The exit of Great Britain from the EU has earned scare-mongering headlines worthy of a zombie attack. As we’ve written, Brexit is a step away from globalisation, and will hurt global economic growth. But the bigger threats to the global economy come from slow-burn challenges, like the ongoing slowdown in productivity.
But an even bigger challenge is this: There aren’t enough young people in the world. Right now we’re living through the biggest demographic change in history – which will hurt economic growth for generations.
For the first time in human history, we are arriving at “peak youth” – the number of people over the age of 30 outnumbers those who are under the age of 30. And the number of people who are 65 or older are likely going to outnumber children under 5 years of age by 2020.
This global shift in age demographics will affect GDP growth in countries all over the world. That’s because the global workforce will shrink as a higher percentage of the population is past working age. Fewer workers is a major cause of lower productivity and slower GDP growth. And workers face a greater burden to support a rising aging population.
Longer lives + shrinking labour supply = trouble
Global life expectancy is expected to reach 77.1 years by 2050, compared with 48 years in 1950. That means over a period of 100 years, life expectancy will have climbed by 29 years, or 60 percent. The global population of those 60+ years is expected to grow to 2.1 billion, compared with 901 million today. Asia will account for two-thirds of the increase in old people. China will see the biggest increase in the world, with 21 percent of the world’s increase in 60+ year-olds.
That kind of extension in human longevity is an extraordinary achievement. It’s also an extraordinary burden.
One way to look at the impact this will have on global economies is through support ratios. A country’s support ratio is the ratio of its working age population (15-64 years) to its old-age population (65+ years). It reflects how many workers “support” – via an economy’s social support system – old people.
The global support ratio has steadily fallen, from 12:1 in 1950, to 8:1 in 2013. In developed economies it stood at 4:1 in 2013. Meanwhile, fewer new workers are entering the workforce. The support ratio in developed economies is expected to fall to 2:1 by 2050.

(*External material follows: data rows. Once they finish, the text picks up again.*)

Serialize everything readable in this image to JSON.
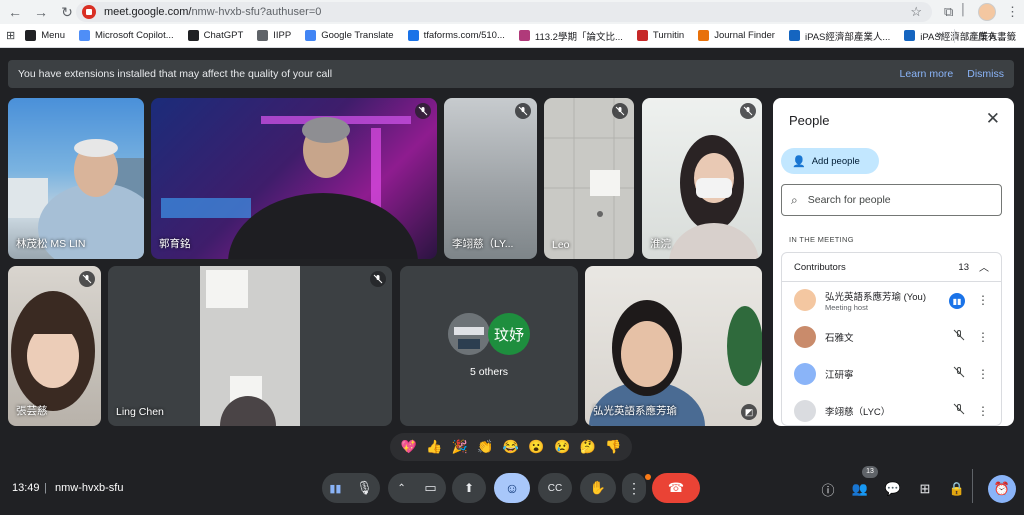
{
  "browser": {
    "url_host": "meet.google.com/",
    "url_path": "nmw-hvxb-sfu?authuser=0",
    "bookmarks": [
      {
        "label": "Menu",
        "color": "#202124"
      },
      {
        "label": "Microsoft Copilot...",
        "color": "#4f8ef7"
      },
      {
        "label": "ChatGPT",
        "color": "#202124"
      },
      {
        "label": "IIPP",
        "color": "#5f6368"
      },
      {
        "label": "Google Translate",
        "color": "#4285f4"
      },
      {
        "label": "tfaforms.com/510...",
        "color": "#1a73e8"
      },
      {
        "label": "113.2學期「論文比...",
        "color": "#b03a7a"
      },
      {
        "label": "Turnitin",
        "color": "#c62828"
      },
      {
        "label": "Journal Finder",
        "color": "#e8710a"
      },
      {
        "label": "iPAS經濟部產業人...",
        "color": "#1565c0"
      },
      {
        "label": "iPAS經濟部產業人...",
        "color": "#1565c0"
      }
    ],
    "more": "»",
    "all_bookmarks": "所有書籤"
  },
  "banner": {
    "message": "You have extensions installed that may affect the quality of your call",
    "learn_more": "Learn more",
    "dismiss": "Dismiss"
  },
  "tiles": [
    {
      "name": "林茂松 MS LIN",
      "muted": false
    },
    {
      "name": "郭育銘",
      "muted": true
    },
    {
      "name": "李翊慈（LY...",
      "muted": true
    },
    {
      "name": "Leo",
      "muted": true
    },
    {
      "name": "淮浣",
      "muted": true
    },
    {
      "name": "張芸慈",
      "muted": true
    },
    {
      "name": "Ling Chen",
      "muted": true
    },
    {
      "name": "5 others",
      "avatar_text": "玟妤"
    },
    {
      "name": "弘光英語系應芳瑜",
      "muted": false
    }
  ],
  "people_panel": {
    "title": "People",
    "add_people": "Add people",
    "search_placeholder": "Search for people",
    "section": "IN THE MEETING",
    "contributors_label": "Contributors",
    "contributors_count": "13",
    "participants": [
      {
        "name": "弘光英語系應芳瑜 (You)",
        "sub": "Meeting host",
        "avatar_color": "#f4c7a1",
        "speaking": true
      },
      {
        "name": "石雅文",
        "sub": "",
        "avatar_color": "#c98b6b",
        "speaking": false
      },
      {
        "name": "江研寧",
        "sub": "",
        "avatar_color": "#8ab4f8",
        "speaking": false
      },
      {
        "name": "李翊慈（LYC）",
        "sub": "",
        "avatar_color": "#dadce0",
        "speaking": false
      }
    ]
  },
  "reactions": [
    "💖",
    "👍",
    "🎉",
    "👏",
    "😂",
    "😮",
    "😢",
    "🤔",
    "👎"
  ],
  "bottom_bar": {
    "time": "13:49",
    "meeting_code": "nmw-hvxb-sfu",
    "people_count": "13"
  },
  "colors": {
    "end_call": "#ea4335",
    "active_btn": "#a8c7fa",
    "panel_bg": "#ffffff",
    "meet_bg": "#202124"
  }
}
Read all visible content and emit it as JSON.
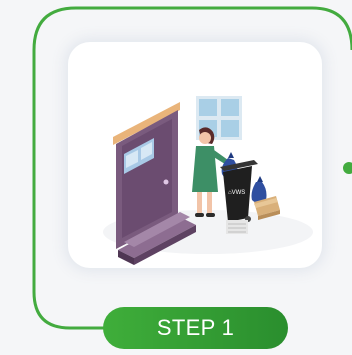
{
  "step": {
    "label": "STEP 1"
  },
  "bin": {
    "logo_text": "⌂VWS"
  },
  "colors": {
    "accent": "#3fae3a",
    "door": "#7a5b7e",
    "bin": "#1f1f1f",
    "bag": "#2f4fa0",
    "dress": "#3d8f66"
  },
  "icons": {
    "illustration": "person-taking-out-trash-illustration"
  }
}
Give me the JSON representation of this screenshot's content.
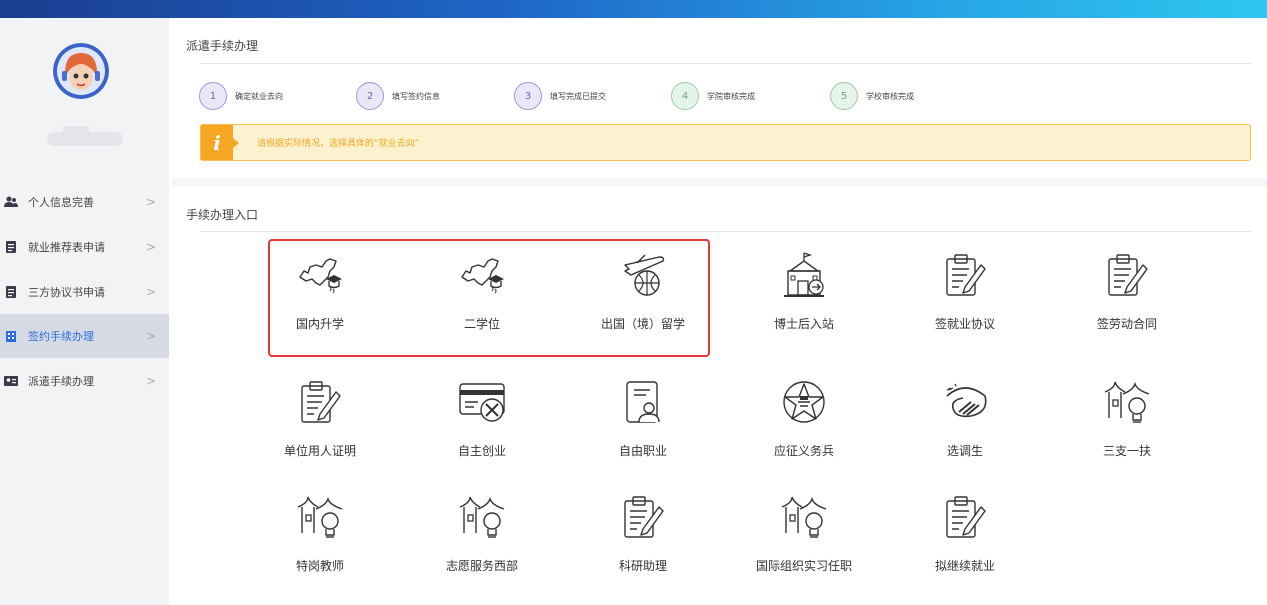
{
  "header": {
    "gradient": [
      "#1a3d8f",
      "#2ec7ef"
    ]
  },
  "sidebar": {
    "items": [
      {
        "label": "个人信息完善",
        "icon": "user-group-icon",
        "active": false
      },
      {
        "label": "就业推荐表申请",
        "icon": "document-icon",
        "active": false
      },
      {
        "label": "三方协议书申请",
        "icon": "document-icon",
        "active": false
      },
      {
        "label": "签约手续办理",
        "icon": "building-icon",
        "active": true
      },
      {
        "label": "派遣手续办理",
        "icon": "id-card-icon",
        "active": false
      }
    ],
    "chevron": ">"
  },
  "dispatch": {
    "title": "派遣手续办理",
    "steps": [
      {
        "num": "1",
        "label": "确定就业去向",
        "state": "current"
      },
      {
        "num": "2",
        "label": "填写签约信息",
        "state": "current"
      },
      {
        "num": "3",
        "label": "填写完成已提交",
        "state": "current"
      },
      {
        "num": "4",
        "label": "学院审核完成",
        "state": "pending"
      },
      {
        "num": "5",
        "label": "学校审核完成",
        "state": "pending"
      }
    ],
    "alert_icon": "i",
    "alert_text": "请根据实际情况，选择具体的“就业去向”"
  },
  "entry": {
    "title": "手续办理入口",
    "tiles": [
      {
        "label": "国内升学",
        "icon": "china-map-graduate-icon"
      },
      {
        "label": "二学位",
        "icon": "china-map-graduate-icon"
      },
      {
        "label": "出国（境）留学",
        "icon": "plane-globe-icon"
      },
      {
        "label": "博士后入站",
        "icon": "school-building-icon"
      },
      {
        "label": "签就业协议",
        "icon": "clipboard-pen-icon"
      },
      {
        "label": "签劳动合同",
        "icon": "clipboard-pen-icon"
      },
      {
        "label": "单位用人证明",
        "icon": "clipboard-pen-icon"
      },
      {
        "label": "自主创业",
        "icon": "card-tools-icon"
      },
      {
        "label": "自由职业",
        "icon": "badge-person-icon"
      },
      {
        "label": "应征义务兵",
        "icon": "army-emblem-icon"
      },
      {
        "label": "选调生",
        "icon": "swirl-emblem-icon"
      },
      {
        "label": "三支一扶",
        "icon": "village-bulb-icon"
      },
      {
        "label": "特岗教师",
        "icon": "village-bulb-icon"
      },
      {
        "label": "志愿服务西部",
        "icon": "village-bulb-icon"
      },
      {
        "label": "科研助理",
        "icon": "clipboard-pen-icon"
      },
      {
        "label": "国际组织实习任职",
        "icon": "village-bulb-icon"
      },
      {
        "label": "拟继续就业",
        "icon": "clipboard-pen-icon"
      }
    ]
  }
}
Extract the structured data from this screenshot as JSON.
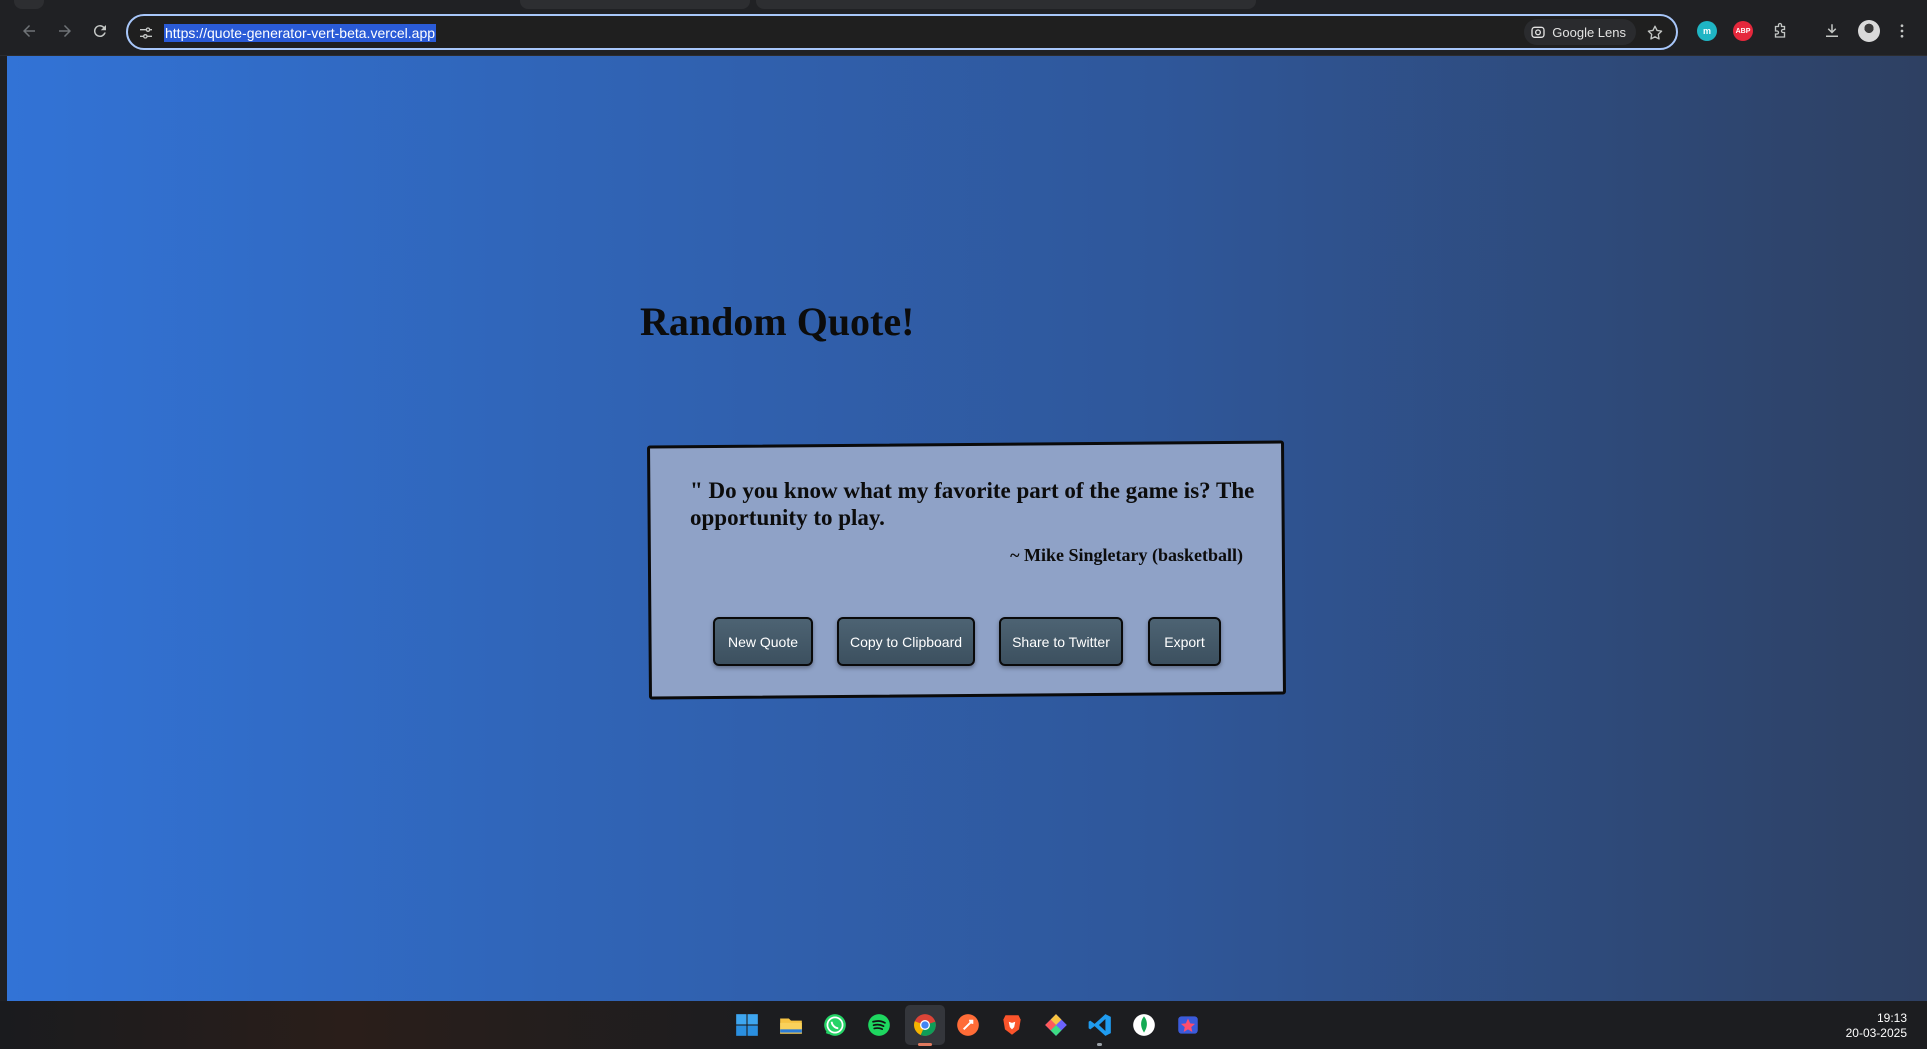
{
  "browser": {
    "url": "https://quote-generator-vert-beta.vercel.app",
    "lens_label": "Google Lens",
    "extensions": [
      {
        "name": "m",
        "color": "#1fb5c4"
      },
      {
        "name": "ABP",
        "color": "#e5283c"
      }
    ]
  },
  "page": {
    "title": "Random Quote!",
    "quote_text": "\" Do you know what my favorite part of the game is? The opportunity to play.",
    "quote_author": "~ Mike Singletary (basketball)",
    "buttons": {
      "new_quote": "New Quote",
      "copy": "Copy to Clipboard",
      "share": "Share to Twitter",
      "export": "Export"
    },
    "colors": {
      "gradient_start": "#3273d6",
      "gradient_end": "#2e4062",
      "card_background": "#8fa2c7",
      "button_background": "#44596a"
    }
  },
  "taskbar": {
    "apps": [
      "windows-start",
      "file-explorer",
      "whatsapp",
      "spotify",
      "chrome",
      "postman",
      "brave",
      "git-tool",
      "vscode",
      "mongodb-compass",
      "app-tool"
    ],
    "time": "19:13",
    "date": "20-03-2025"
  }
}
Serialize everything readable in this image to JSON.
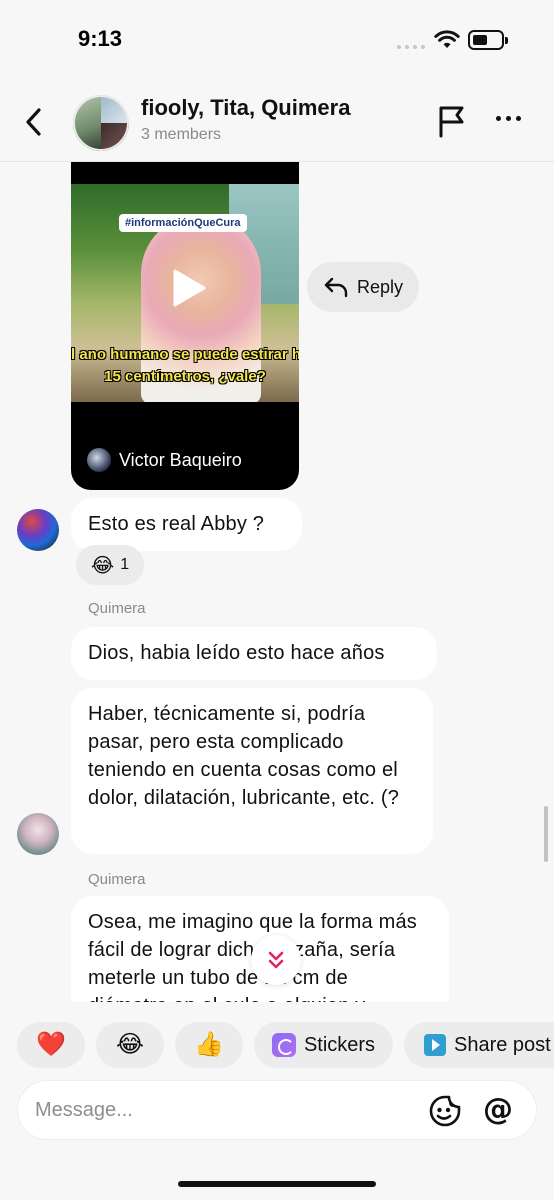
{
  "status_bar": {
    "time": "9:13"
  },
  "header": {
    "back_icon": "chevron-left-icon",
    "title": "fiooly, Tita, Quimera",
    "members": "3 members",
    "flag_icon": "flag-icon",
    "more_icon": "more-horizontal-icon"
  },
  "messages": {
    "video": {
      "tag": "#informaciónQueCura",
      "subtitle_line1": "l ano humano se puede estirar h",
      "subtitle_line2": "15 centímetros, ¿vale?",
      "author": "Victor Baqueiro"
    },
    "reply_label": "Reply",
    "m1": {
      "text": "Esto es real Abby ?",
      "reaction_emoji": "😂",
      "reaction_count": "1"
    },
    "sender_quimera_1": "Quimera",
    "m2": {
      "text": "Dios, habia leído esto hace años"
    },
    "m3": {
      "text": "Haber, técnicamente si, podría pasar, pero esta complicado teniendo en cuenta cosas como el dolor, dilatación, lubricante, etc. (?"
    },
    "sender_quimera_2": "Quimera",
    "m4": {
      "text": "Osea, me imagino que la forma más fácil de lograr dicha hazaña, sería meterle un tubo de 12 cm de diámetro en el culo a alguien y"
    }
  },
  "quick_actions": {
    "heart": "❤️",
    "laugh": "😂",
    "thumbs_up": "👍",
    "stickers": "Stickers",
    "share_post": "Share post"
  },
  "composer": {
    "placeholder": "Message..."
  }
}
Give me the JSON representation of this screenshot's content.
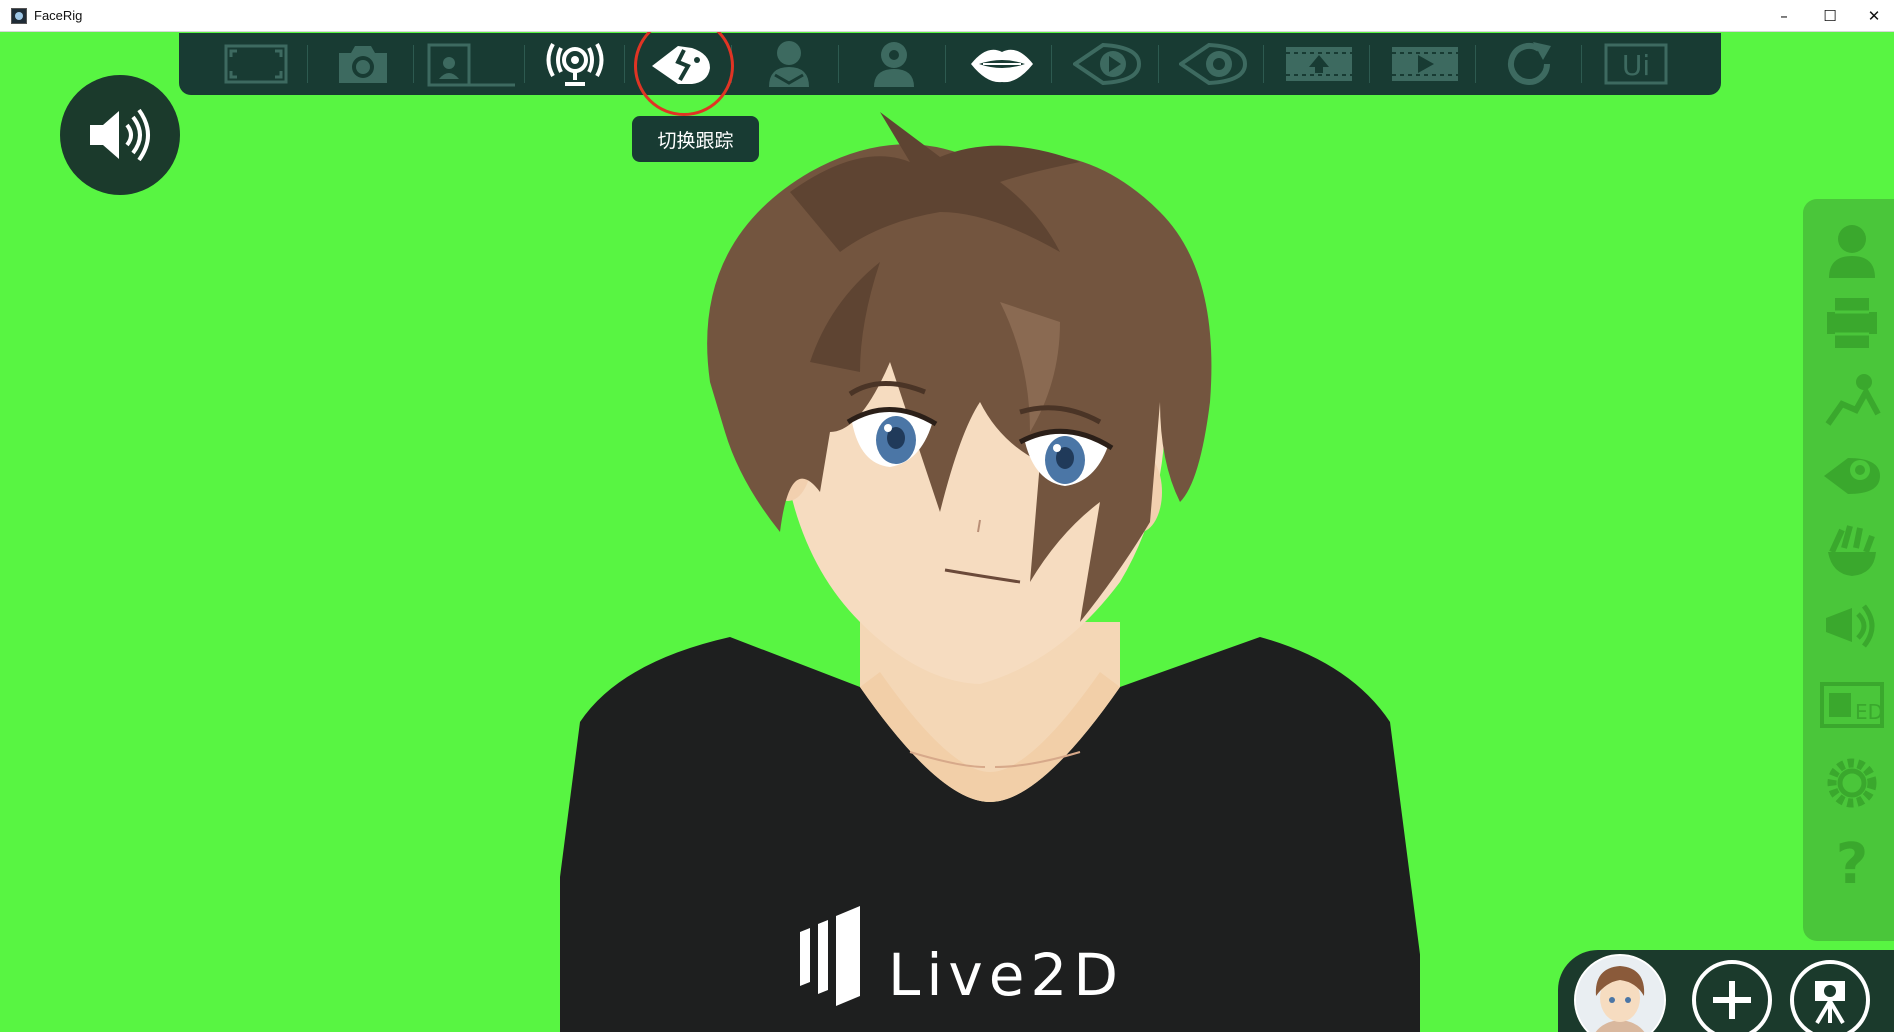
{
  "window": {
    "title": "FaceRig",
    "controls": {
      "minimize": "–",
      "maximize": "☐",
      "close": "✕"
    }
  },
  "colors": {
    "green_screen": "#58f542",
    "toolbar_bg": "#183b33",
    "icon_dim": "#3d6a60",
    "icon_active": "#ffffff",
    "highlight_ring": "#e03424",
    "side_panel": "#4ac63a"
  },
  "toolbar": {
    "items": [
      {
        "name": "fullscreen-icon",
        "state": "disabled"
      },
      {
        "name": "camera-icon",
        "state": "disabled"
      },
      {
        "name": "webcam-pip-icon",
        "state": "disabled"
      },
      {
        "name": "broadcast-webcam-icon",
        "state": "active"
      },
      {
        "name": "toggle-tracking-icon",
        "state": "active",
        "highlighted": true
      },
      {
        "name": "avatar-person-icon",
        "state": "disabled"
      },
      {
        "name": "avatar-settings-icon",
        "state": "disabled"
      },
      {
        "name": "lips-icon",
        "state": "active"
      },
      {
        "name": "play-record-icon",
        "state": "disabled"
      },
      {
        "name": "eye-record-icon",
        "state": "disabled"
      },
      {
        "name": "film-upload-icon",
        "state": "disabled"
      },
      {
        "name": "film-play-icon",
        "state": "disabled"
      },
      {
        "name": "reset-icon",
        "state": "disabled"
      },
      {
        "name": "ui-toggle-icon",
        "state": "disabled",
        "label": "Ui"
      }
    ],
    "tooltip": "切换跟踪"
  },
  "side_panel": {
    "items": [
      "avatar-icon",
      "background-icon",
      "pose-icon",
      "tracking-icon",
      "gesture-icon",
      "broadcast-icon",
      "ed-icon",
      "settings-icon",
      "help-icon"
    ],
    "ed_label": "ED",
    "help_label": "?"
  },
  "dock": {
    "items": [
      "avatar-thumbnail",
      "add-icon",
      "camera-stand-icon"
    ],
    "add_label": "+"
  },
  "shirt_brand": "Live2D"
}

Some economies are hitting a critical point this year when for the first time since 1950, the number of people aged 15-64 will decline in absolute terms. The workforces in Japan, Italy, and Germany have already started to shrink. Japan may see its labour supply shrink by 1/3 by 2050. Since doubling in size over the 45 years ended last year, China’s labour supply likely began to shrink in 2015.
What happens to growth?
From 1964 to 2014, global GDP grew by about 500 percent. That growth was fueled by major increases in productivity and rapid growth in the workforce.
But global GDP growth will struggle as the labour pool starts to shrink, and as productivity growth declines.
Management consultants McKinsey & Company suggest that average global economic growth will fall to 2.1 percent over the next 50 years, compared to 3.5 percent in the previous 50 years. During that time, growth in productivity and labour contributed roughly equally to economic growth. But they forecast that labour growth will nearly vanish as a source of economic growth, as shown in the figure below. And given current trends, predicting that productivity growth will make up the difference is very optimistic.
Is there anything good in this huge demographic shift? Although the labour force will be increasingly burdened by supporting a larger number of old people, it will also support fewer children. In addition, savings may build up leading to more possibilities for investment.
Also, slowing labour and productivity growth may force companies and governments to search for innovative new ways to drive economic growth. New policies and approaches – particularly focused on technological changes, robotics and artificial intelligence – may further improve the quality of life as the global economy finds its way.
But it’s hard to find a silver lining. And lower growth will become a new normal in coming years.